- WORK REQUIRED: The word "screenshot" may appear in some lines of the data; copy every such line.

- Items from an interface collection:
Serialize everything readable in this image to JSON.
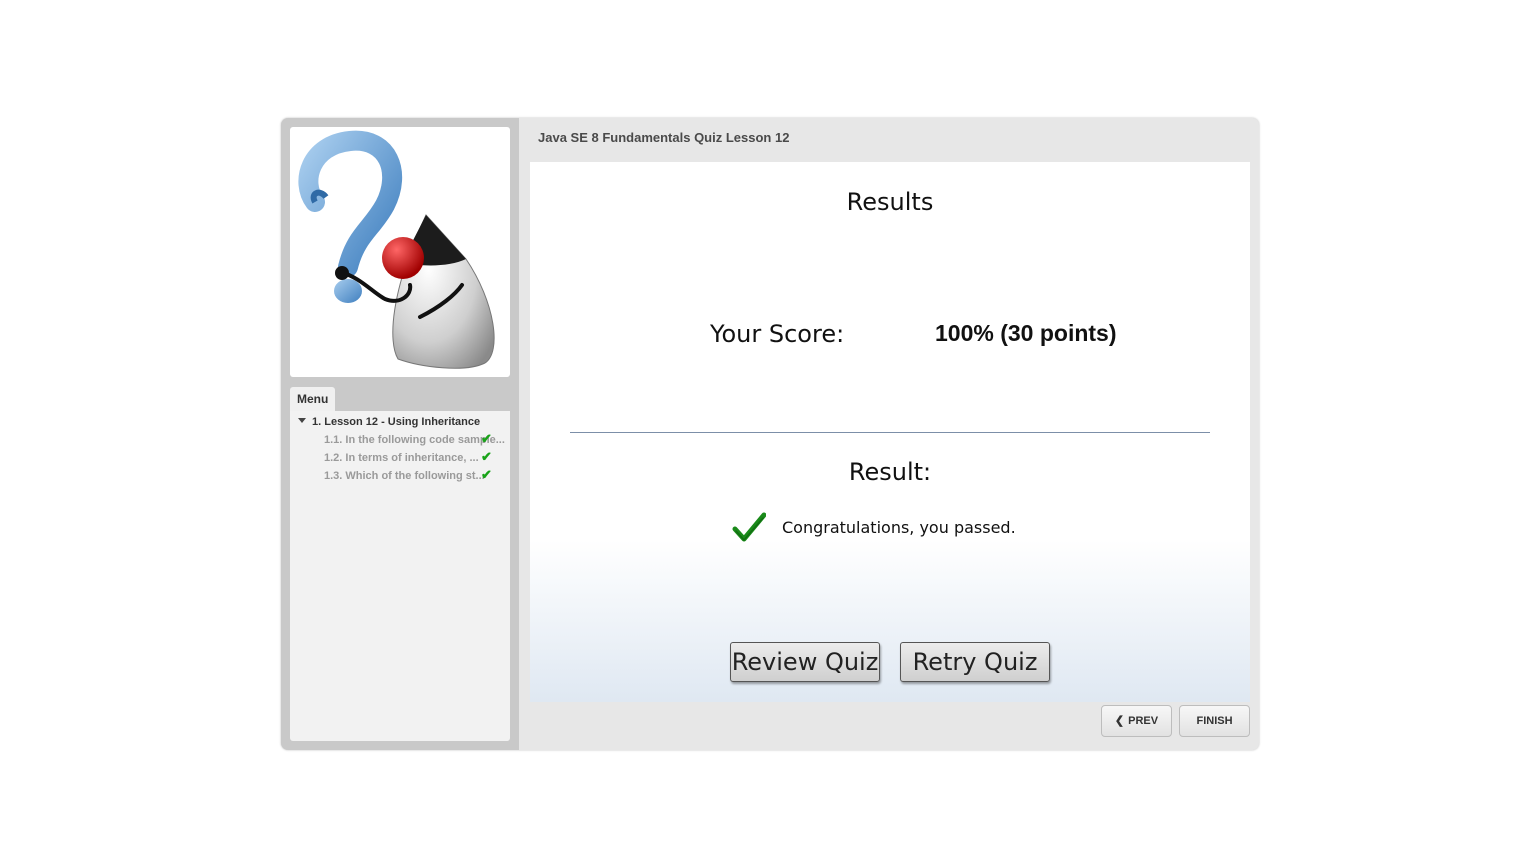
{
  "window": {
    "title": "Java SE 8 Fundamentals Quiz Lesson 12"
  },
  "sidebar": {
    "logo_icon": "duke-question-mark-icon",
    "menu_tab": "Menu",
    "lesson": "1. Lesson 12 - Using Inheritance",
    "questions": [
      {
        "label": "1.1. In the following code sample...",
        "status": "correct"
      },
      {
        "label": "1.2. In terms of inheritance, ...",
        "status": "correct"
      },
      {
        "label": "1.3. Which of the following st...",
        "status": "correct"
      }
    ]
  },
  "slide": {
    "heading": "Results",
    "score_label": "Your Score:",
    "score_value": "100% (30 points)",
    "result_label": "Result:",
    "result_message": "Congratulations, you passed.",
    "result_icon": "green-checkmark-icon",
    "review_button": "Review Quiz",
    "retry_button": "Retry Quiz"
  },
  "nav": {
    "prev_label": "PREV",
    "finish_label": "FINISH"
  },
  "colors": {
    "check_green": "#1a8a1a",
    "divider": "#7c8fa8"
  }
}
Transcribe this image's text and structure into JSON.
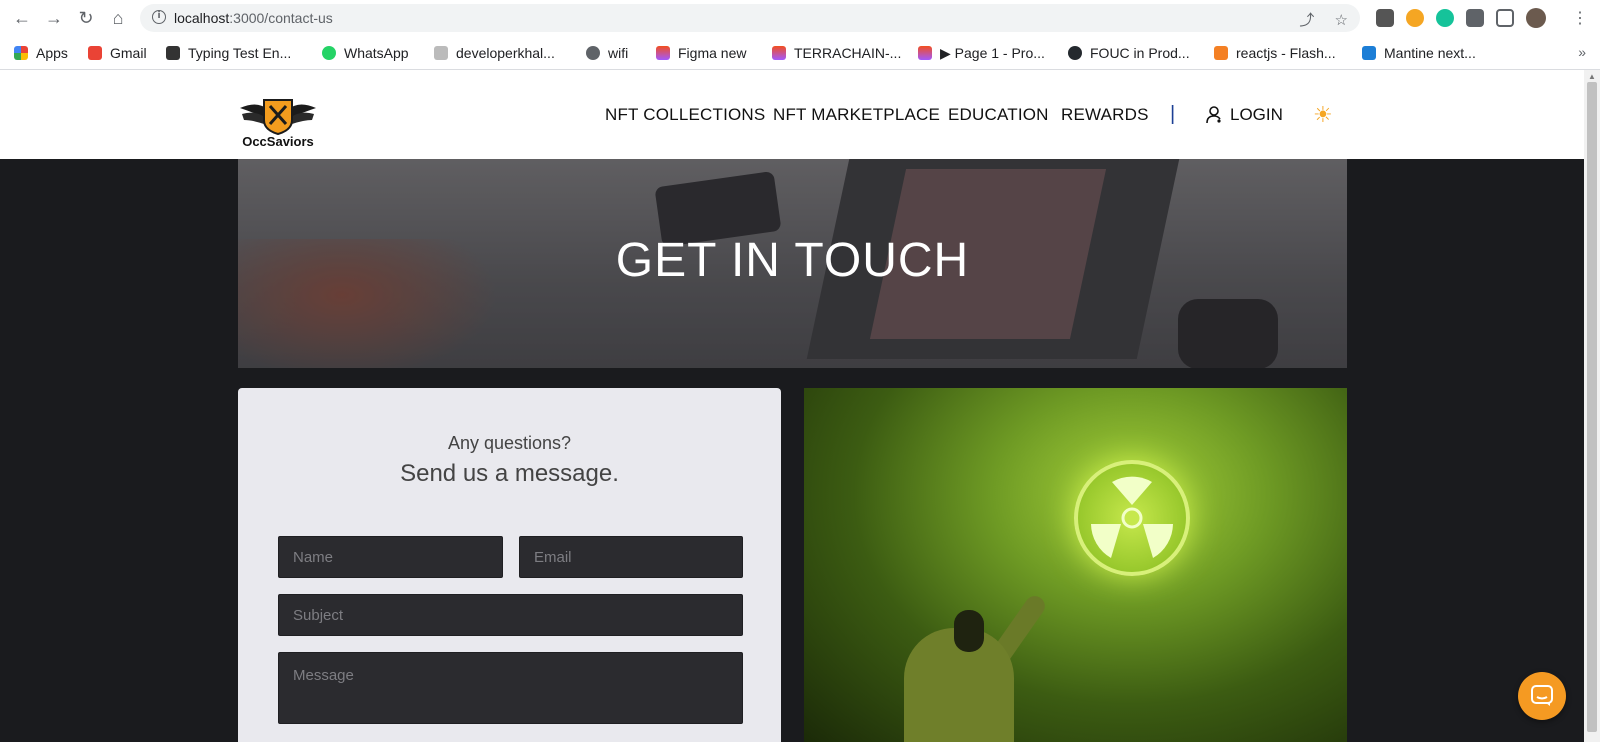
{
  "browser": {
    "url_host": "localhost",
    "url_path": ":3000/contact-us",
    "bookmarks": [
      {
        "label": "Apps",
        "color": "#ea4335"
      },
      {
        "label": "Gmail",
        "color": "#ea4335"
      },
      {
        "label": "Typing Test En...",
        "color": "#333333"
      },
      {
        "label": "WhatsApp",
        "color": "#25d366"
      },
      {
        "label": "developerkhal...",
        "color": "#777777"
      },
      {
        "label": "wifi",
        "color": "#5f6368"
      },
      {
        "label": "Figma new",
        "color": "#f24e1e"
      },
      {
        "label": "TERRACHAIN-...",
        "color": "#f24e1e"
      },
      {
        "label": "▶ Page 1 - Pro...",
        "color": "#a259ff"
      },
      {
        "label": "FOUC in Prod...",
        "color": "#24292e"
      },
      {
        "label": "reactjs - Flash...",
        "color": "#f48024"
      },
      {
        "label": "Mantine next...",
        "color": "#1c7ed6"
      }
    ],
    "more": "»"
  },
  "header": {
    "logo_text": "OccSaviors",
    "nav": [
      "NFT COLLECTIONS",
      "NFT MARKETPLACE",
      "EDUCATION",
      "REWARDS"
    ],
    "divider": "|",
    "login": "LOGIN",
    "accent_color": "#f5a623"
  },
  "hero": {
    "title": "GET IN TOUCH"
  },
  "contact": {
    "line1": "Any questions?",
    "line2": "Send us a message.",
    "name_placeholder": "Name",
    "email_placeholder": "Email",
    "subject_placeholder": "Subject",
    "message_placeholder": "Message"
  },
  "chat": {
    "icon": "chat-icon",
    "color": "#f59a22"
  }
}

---

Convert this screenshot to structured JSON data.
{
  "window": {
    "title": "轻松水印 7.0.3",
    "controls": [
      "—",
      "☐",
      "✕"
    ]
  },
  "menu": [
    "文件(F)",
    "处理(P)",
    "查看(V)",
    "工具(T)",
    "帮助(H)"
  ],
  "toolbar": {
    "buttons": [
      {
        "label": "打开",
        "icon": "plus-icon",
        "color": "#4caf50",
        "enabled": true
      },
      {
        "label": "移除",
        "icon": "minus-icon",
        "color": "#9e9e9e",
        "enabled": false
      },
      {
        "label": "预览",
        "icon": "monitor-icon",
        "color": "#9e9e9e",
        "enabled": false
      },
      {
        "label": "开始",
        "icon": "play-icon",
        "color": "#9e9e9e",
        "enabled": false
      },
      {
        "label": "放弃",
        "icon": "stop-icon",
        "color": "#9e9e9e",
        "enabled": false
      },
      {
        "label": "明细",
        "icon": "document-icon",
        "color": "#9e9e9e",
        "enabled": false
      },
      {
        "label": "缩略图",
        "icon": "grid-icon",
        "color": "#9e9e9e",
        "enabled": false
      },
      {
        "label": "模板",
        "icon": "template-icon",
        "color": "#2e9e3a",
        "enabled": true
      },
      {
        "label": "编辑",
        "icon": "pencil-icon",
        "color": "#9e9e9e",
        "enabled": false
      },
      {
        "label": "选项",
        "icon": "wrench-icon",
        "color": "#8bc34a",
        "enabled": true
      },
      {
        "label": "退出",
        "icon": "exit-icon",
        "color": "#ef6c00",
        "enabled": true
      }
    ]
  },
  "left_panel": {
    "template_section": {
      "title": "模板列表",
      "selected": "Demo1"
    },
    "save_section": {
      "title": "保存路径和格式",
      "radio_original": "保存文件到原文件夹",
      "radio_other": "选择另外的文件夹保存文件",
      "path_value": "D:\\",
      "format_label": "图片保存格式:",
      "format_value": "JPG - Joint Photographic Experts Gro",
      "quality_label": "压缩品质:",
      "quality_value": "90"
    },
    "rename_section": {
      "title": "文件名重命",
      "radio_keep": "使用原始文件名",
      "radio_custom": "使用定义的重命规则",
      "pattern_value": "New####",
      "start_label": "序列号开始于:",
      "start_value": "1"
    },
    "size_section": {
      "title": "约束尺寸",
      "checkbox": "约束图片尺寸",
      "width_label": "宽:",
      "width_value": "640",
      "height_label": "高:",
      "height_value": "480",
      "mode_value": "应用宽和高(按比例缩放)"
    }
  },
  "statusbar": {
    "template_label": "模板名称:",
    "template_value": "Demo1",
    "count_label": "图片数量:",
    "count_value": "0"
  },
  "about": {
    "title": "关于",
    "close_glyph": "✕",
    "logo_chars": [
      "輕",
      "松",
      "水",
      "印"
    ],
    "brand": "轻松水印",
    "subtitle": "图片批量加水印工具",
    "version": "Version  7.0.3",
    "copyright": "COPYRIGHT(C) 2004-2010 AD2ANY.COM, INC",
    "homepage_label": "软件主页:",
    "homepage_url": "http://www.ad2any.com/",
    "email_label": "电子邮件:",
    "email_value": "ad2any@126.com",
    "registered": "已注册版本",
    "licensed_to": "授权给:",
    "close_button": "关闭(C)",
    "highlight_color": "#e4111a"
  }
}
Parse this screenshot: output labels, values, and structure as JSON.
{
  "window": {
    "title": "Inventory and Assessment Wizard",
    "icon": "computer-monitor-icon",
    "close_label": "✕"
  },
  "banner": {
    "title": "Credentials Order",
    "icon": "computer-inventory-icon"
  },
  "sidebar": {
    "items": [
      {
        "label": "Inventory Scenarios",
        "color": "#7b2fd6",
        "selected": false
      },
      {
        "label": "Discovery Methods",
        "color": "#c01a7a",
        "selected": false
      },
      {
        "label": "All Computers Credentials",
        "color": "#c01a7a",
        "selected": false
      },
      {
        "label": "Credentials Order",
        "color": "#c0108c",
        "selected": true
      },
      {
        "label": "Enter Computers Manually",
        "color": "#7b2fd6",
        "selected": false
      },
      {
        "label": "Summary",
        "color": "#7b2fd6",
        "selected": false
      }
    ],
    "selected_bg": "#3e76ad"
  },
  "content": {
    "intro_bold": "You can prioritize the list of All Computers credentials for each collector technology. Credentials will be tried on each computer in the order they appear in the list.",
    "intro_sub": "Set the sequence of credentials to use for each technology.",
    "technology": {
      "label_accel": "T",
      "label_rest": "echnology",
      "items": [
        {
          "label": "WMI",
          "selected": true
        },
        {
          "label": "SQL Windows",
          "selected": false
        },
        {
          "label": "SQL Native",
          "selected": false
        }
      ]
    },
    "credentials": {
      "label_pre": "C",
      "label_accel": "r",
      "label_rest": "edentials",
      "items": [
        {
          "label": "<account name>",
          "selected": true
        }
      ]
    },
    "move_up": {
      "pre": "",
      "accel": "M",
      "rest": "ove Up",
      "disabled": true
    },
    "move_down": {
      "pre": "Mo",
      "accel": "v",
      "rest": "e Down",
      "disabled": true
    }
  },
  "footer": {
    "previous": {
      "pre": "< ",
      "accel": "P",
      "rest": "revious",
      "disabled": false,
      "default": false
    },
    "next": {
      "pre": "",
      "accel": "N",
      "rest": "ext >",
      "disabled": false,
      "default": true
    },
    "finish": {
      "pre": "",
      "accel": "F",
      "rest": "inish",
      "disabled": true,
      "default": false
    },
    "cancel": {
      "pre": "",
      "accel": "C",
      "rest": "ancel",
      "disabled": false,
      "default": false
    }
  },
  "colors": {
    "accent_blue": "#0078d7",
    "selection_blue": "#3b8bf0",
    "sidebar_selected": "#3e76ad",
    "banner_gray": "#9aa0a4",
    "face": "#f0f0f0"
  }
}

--

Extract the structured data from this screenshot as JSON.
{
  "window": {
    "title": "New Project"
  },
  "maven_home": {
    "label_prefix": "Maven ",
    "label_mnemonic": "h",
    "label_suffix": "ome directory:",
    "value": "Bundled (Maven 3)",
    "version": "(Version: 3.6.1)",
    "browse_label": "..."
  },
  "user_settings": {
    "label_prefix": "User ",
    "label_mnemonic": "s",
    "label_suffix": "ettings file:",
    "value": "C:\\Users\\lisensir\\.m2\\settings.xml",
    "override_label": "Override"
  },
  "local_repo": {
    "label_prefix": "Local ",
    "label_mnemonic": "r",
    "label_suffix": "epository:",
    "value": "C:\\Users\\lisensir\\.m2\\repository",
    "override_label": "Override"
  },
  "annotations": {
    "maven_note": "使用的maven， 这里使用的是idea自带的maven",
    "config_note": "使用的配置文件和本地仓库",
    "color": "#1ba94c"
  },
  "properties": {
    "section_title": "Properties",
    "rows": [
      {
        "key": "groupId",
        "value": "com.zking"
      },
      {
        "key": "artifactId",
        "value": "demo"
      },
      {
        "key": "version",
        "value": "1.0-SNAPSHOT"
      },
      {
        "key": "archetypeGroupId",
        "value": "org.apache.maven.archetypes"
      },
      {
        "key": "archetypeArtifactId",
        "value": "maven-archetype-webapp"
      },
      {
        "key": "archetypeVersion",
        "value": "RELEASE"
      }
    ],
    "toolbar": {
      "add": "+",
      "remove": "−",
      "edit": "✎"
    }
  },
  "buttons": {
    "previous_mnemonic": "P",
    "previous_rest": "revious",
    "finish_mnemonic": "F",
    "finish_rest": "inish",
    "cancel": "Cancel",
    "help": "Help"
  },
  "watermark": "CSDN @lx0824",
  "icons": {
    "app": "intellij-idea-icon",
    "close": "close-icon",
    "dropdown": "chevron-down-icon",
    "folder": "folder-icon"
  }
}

- SOLUTION TO THE EXERCISE:
Convert this screenshot to structured JSON data.
Parse this screenshot: output labels, values, and structure as JSON.
Extract the structured data from this screenshot as JSON.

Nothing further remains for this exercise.